EXERCISE DIRECTIONS | Within the listing below, count the lines that have the string "date". Answer with that number only.
┄┄┄┄┄┄┄┄┄┄
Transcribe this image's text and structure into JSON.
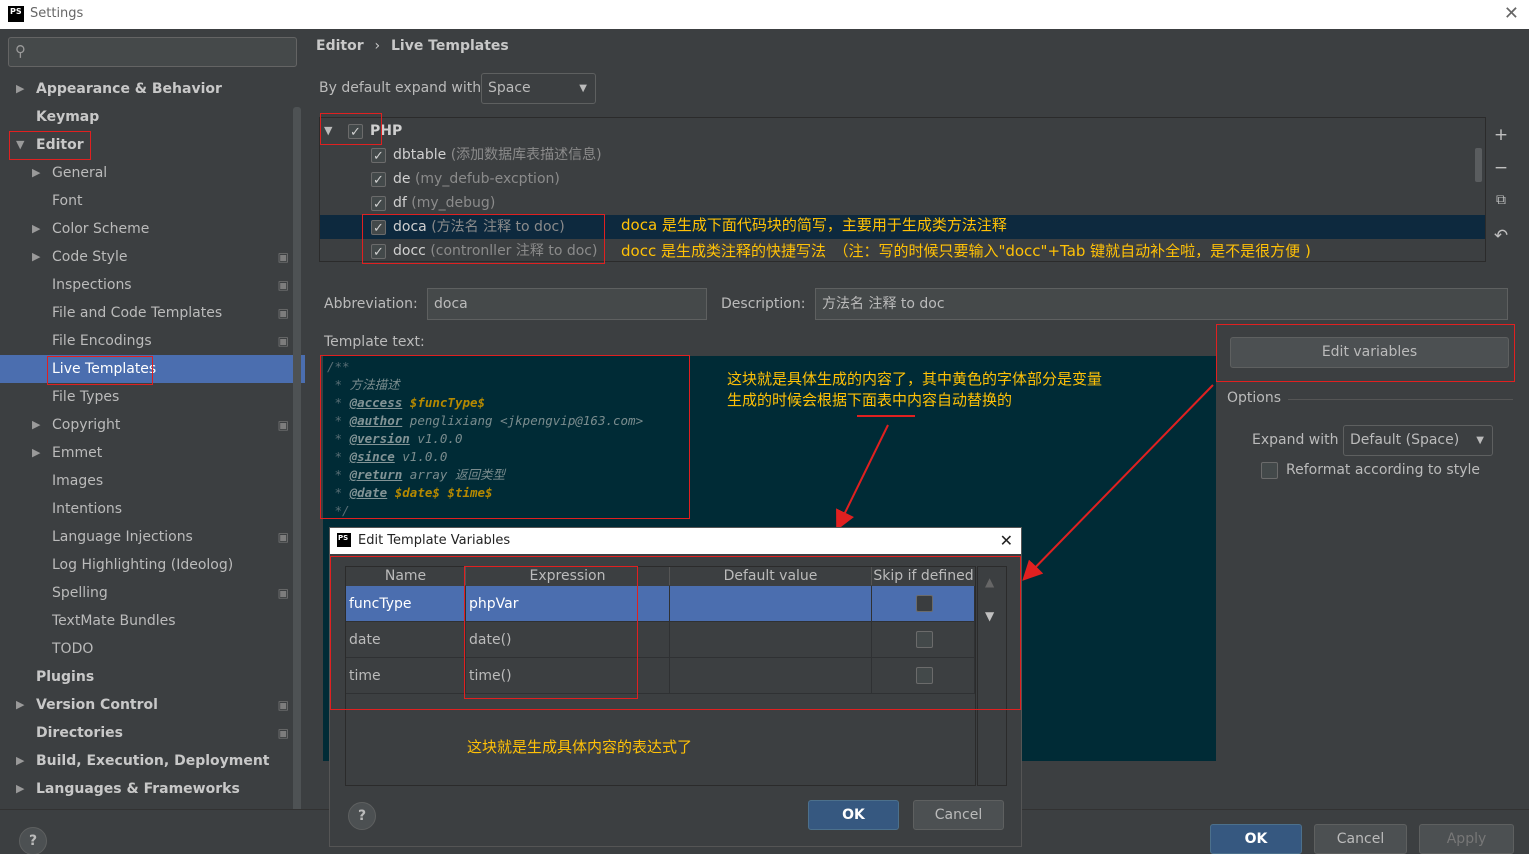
{
  "window": {
    "title": "Settings",
    "logo": "PS"
  },
  "sidebar": {
    "search_placeholder": "",
    "items": [
      {
        "label": "Appearance & Behavior",
        "arrow": "▶"
      },
      {
        "label": "Keymap"
      },
      {
        "label": "Editor",
        "arrow": "▼"
      },
      {
        "label": "General",
        "arrow": "▶"
      },
      {
        "label": "Font"
      },
      {
        "label": "Color Scheme",
        "arrow": "▶"
      },
      {
        "label": "Code Style",
        "arrow": "▶"
      },
      {
        "label": "Inspections"
      },
      {
        "label": "File and Code Templates"
      },
      {
        "label": "File Encodings"
      },
      {
        "label": "Live Templates"
      },
      {
        "label": "File Types"
      },
      {
        "label": "Copyright",
        "arrow": "▶"
      },
      {
        "label": "Emmet",
        "arrow": "▶"
      },
      {
        "label": "Images"
      },
      {
        "label": "Intentions"
      },
      {
        "label": "Language Injections"
      },
      {
        "label": "Log Highlighting (Ideolog)"
      },
      {
        "label": "Spelling"
      },
      {
        "label": "TextMate Bundles"
      },
      {
        "label": "TODO"
      },
      {
        "label": "Plugins"
      },
      {
        "label": "Version Control",
        "arrow": "▶"
      },
      {
        "label": "Directories"
      },
      {
        "label": "Build, Execution, Deployment",
        "arrow": "▶"
      },
      {
        "label": "Languages & Frameworks",
        "arrow": "▶"
      }
    ]
  },
  "breadcrumb": {
    "part1": "Editor",
    "sep": "›",
    "part2": "Live Templates"
  },
  "expand": {
    "label": "By default expand with",
    "value": "Space"
  },
  "templates": {
    "group": "PHP",
    "items": [
      {
        "abbr": "dbtable",
        "desc": "(添加数据库表描述信息)"
      },
      {
        "abbr": "de",
        "desc": "(my_defub-excption)"
      },
      {
        "abbr": "df",
        "desc": "(my_debug)"
      },
      {
        "abbr": "doca",
        "desc": "(方法名 注释 to doc)"
      },
      {
        "abbr": "docc",
        "desc": "(contronller 注释 to doc)"
      }
    ]
  },
  "annotations": {
    "doca": "doca 是生成下面代码块的简写，主要用于生成类方法注释",
    "docc": "docc 是生成类注释的快捷写法　（注：写的时候只要输入\"docc\"+Tab 键就自动补全啦，是不是很方便 )",
    "template_line1": "这块就是具体生成的内容了，其中黄色的字体部分是变量",
    "template_line2": "生成的时候会根据下面表中内容自动替换的",
    "expression": "这块就是生成具体内容的表达式了"
  },
  "abbreviation": {
    "label": "Abbreviation:",
    "value": "doca"
  },
  "description": {
    "label": "Description:",
    "value": "方法名 注释 to doc"
  },
  "template_text": {
    "label": "Template text:",
    "line0": "/**",
    "line1_prefix": " * ",
    "line1_text": "方法描述",
    "l2_tag": "@access",
    "l2_var": "$funcType$",
    "l3_tag": "@author",
    "l3_text": "penglixiang <jkpengvip@163.com>",
    "l4_tag": "@version",
    "l4_text": "v1.0.0",
    "l5_tag": "@since",
    "l5_text": "v1.0.0",
    "l6_tag": "@return",
    "l6_text": "array 返回类型",
    "l7_tag": "@date",
    "l7_var": "$date$ $time$",
    "line8": " */"
  },
  "edit_variables_button": "Edit variables",
  "options": {
    "title": "Options",
    "expand_label": "Expand with",
    "expand_value": "Default (Space)",
    "reformat_label": "Reformat according to style"
  },
  "buttons": {
    "ok": "OK",
    "cancel": "Cancel",
    "apply": "Apply",
    "help": "?"
  },
  "dialog": {
    "title": "Edit Template Variables",
    "columns": [
      "Name",
      "Expression",
      "Default value",
      "Skip if defined"
    ],
    "rows": [
      {
        "name": "funcType",
        "expression": "phpVar",
        "default": ""
      },
      {
        "name": "date",
        "expression": "date()",
        "default": ""
      },
      {
        "name": "time",
        "expression": "time()",
        "default": ""
      }
    ],
    "ok": "OK",
    "cancel": "Cancel",
    "help": "?"
  },
  "colors": {
    "selection": "#4b6eaf",
    "editor_bg": "#002b36",
    "annotation": "#ffc107",
    "highlight_box": "#e02020"
  }
}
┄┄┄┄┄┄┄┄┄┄
SOLUTION | 4